Exercise: Work out how many lines in the data that follows contain "stacked". Write nothing but the number.

Dataset items
====

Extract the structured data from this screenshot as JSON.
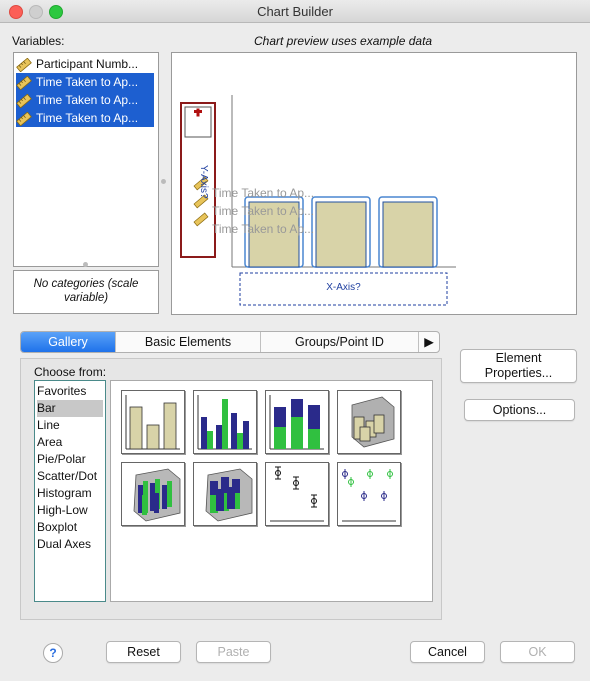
{
  "window": {
    "title": "Chart Builder"
  },
  "variables": {
    "label": "Variables:",
    "items": [
      {
        "label": "Participant Numb...",
        "selected": false,
        "icon": "ruler-icon"
      },
      {
        "label": "Time Taken to Ap...",
        "selected": true,
        "icon": "ruler-icon"
      },
      {
        "label": "Time Taken to Ap...",
        "selected": true,
        "icon": "ruler-icon"
      },
      {
        "label": "Time Taken to Ap...",
        "selected": true,
        "icon": "ruler-icon"
      }
    ],
    "no_categories": "No categories (scale variable)"
  },
  "preview": {
    "header": "Chart preview uses example data",
    "y_axis": "Y-Axis?",
    "x_axis": "X-Axis?",
    "dropped_vars": [
      "Time Taken to Ap...",
      "Time Taken to Ap...",
      "Time Taken to Ap..."
    ],
    "colors": {
      "bar_fill": "#d8d3a8",
      "highlight": "#4a86d0",
      "drop_zone": "#8b1a1a"
    }
  },
  "tabs": [
    {
      "label": "Gallery",
      "active": true
    },
    {
      "label": "Basic Elements",
      "active": false
    },
    {
      "label": "Groups/Point ID",
      "active": false
    }
  ],
  "gallery": {
    "choose_from": "Choose from:",
    "categories": [
      "Favorites",
      "Bar",
      "Line",
      "Area",
      "Pie/Polar",
      "Scatter/Dot",
      "Histogram",
      "High-Low",
      "Boxplot",
      "Dual Axes"
    ],
    "selected_category": "Bar",
    "thumbnails": [
      "simple-bar-icon",
      "clustered-bar-icon",
      "stacked-bar-icon",
      "3d-bar-icon",
      "3d-clustered-bar-icon",
      "3d-stacked-bar-icon",
      "error-bar-icon",
      "clustered-error-bar-icon"
    ]
  },
  "side_buttons": {
    "element_properties": "Element Properties...",
    "options": "Options..."
  },
  "footer": {
    "help": "?",
    "reset": "Reset",
    "paste": "Paste",
    "cancel": "Cancel",
    "ok": "OK"
  }
}
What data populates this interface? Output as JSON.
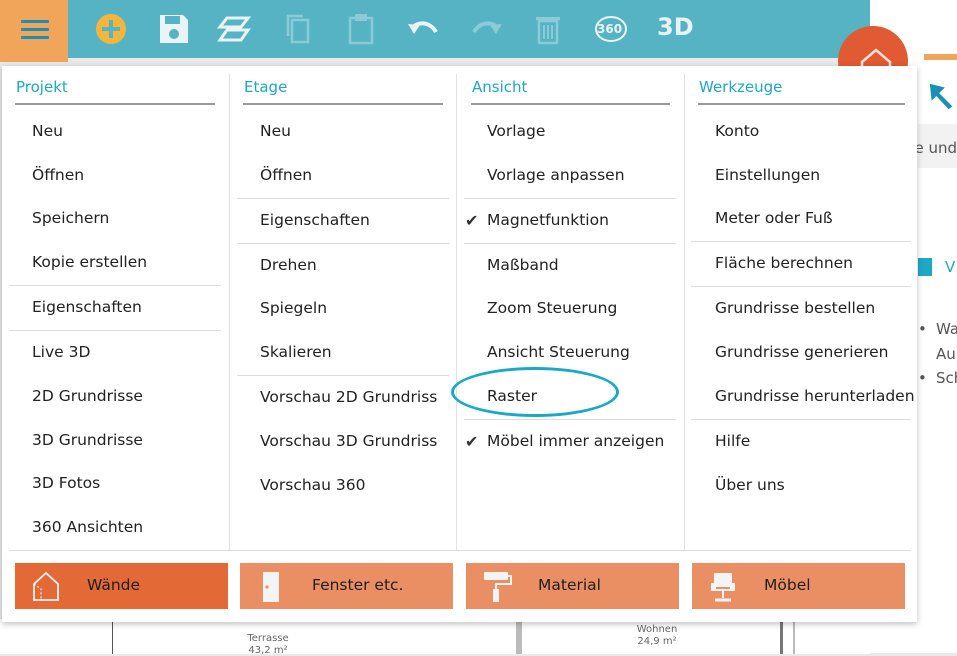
{
  "toolbar": {
    "view_360": "360",
    "view_3d": "3D"
  },
  "right_panel": {
    "text_1": "de und",
    "text_2": "V",
    "text_3": "Wa",
    "text_4": "Au",
    "text_5": "Sch"
  },
  "floor": {
    "room_1_name": "Terrasse",
    "room_1_area": "43,2 m²",
    "room_2_name": "Wohnen",
    "room_2_area": "24,9 m²"
  },
  "menu": {
    "projekt": {
      "title": "Projekt",
      "items": [
        "Neu",
        "Öffnen",
        "Speichern",
        "Kopie erstellen",
        "Eigenschaften",
        "Live 3D",
        "2D Grundrisse",
        "3D Grundrisse",
        "3D Fotos",
        "360 Ansichten"
      ]
    },
    "etage": {
      "title": "Etage",
      "items": [
        "Neu",
        "Öffnen",
        "Eigenschaften",
        "Drehen",
        "Spiegeln",
        "Skalieren",
        "Vorschau 2D Grundriss",
        "Vorschau 3D Grundriss",
        "Vorschau 360"
      ]
    },
    "ansicht": {
      "title": "Ansicht",
      "items": [
        "Vorlage",
        "Vorlage anpassen",
        "Magnetfunktion",
        "Maßband",
        "Zoom Steuerung",
        "Ansicht Steuerung",
        "Raster",
        "Möbel immer anzeigen"
      ]
    },
    "werkzeuge": {
      "title": "Werkzeuge",
      "items": [
        "Konto",
        "Einstellungen",
        "Meter oder Fuß",
        "Fläche berechnen",
        "Grundrisse bestellen",
        "Grundrisse generieren",
        "Grundrisse herunterladen",
        "Hilfe",
        "Über uns"
      ]
    }
  },
  "bottom_buttons": [
    "Wände",
    "Fenster etc.",
    "Material",
    "Möbel"
  ],
  "colors": {
    "accent": "#1fa7c4",
    "toolbar": "#55b3c4",
    "orange_active": "#e36a37",
    "orange": "#e98f63",
    "menu_button": "#f0a55a"
  },
  "icons": [
    "menu-icon",
    "add-icon",
    "save-icon",
    "layers-icon",
    "copy-icon",
    "paste-icon",
    "undo-icon",
    "redo-icon",
    "delete-icon",
    "view-360-icon",
    "view-3d-icon",
    "home-icon",
    "cursor-icon",
    "check-icon",
    "wall-icon",
    "door-icon",
    "paint-roller-icon",
    "chair-icon"
  ]
}
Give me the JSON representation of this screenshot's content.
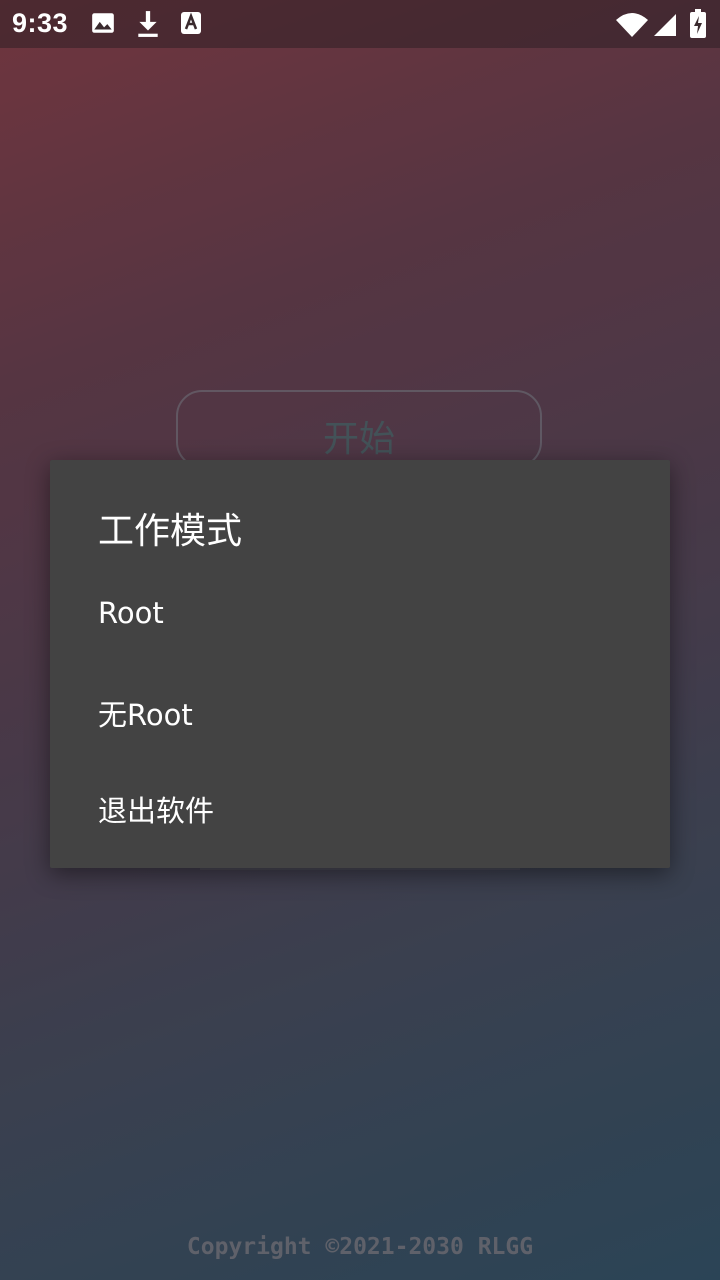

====

Answer for this exercise: 2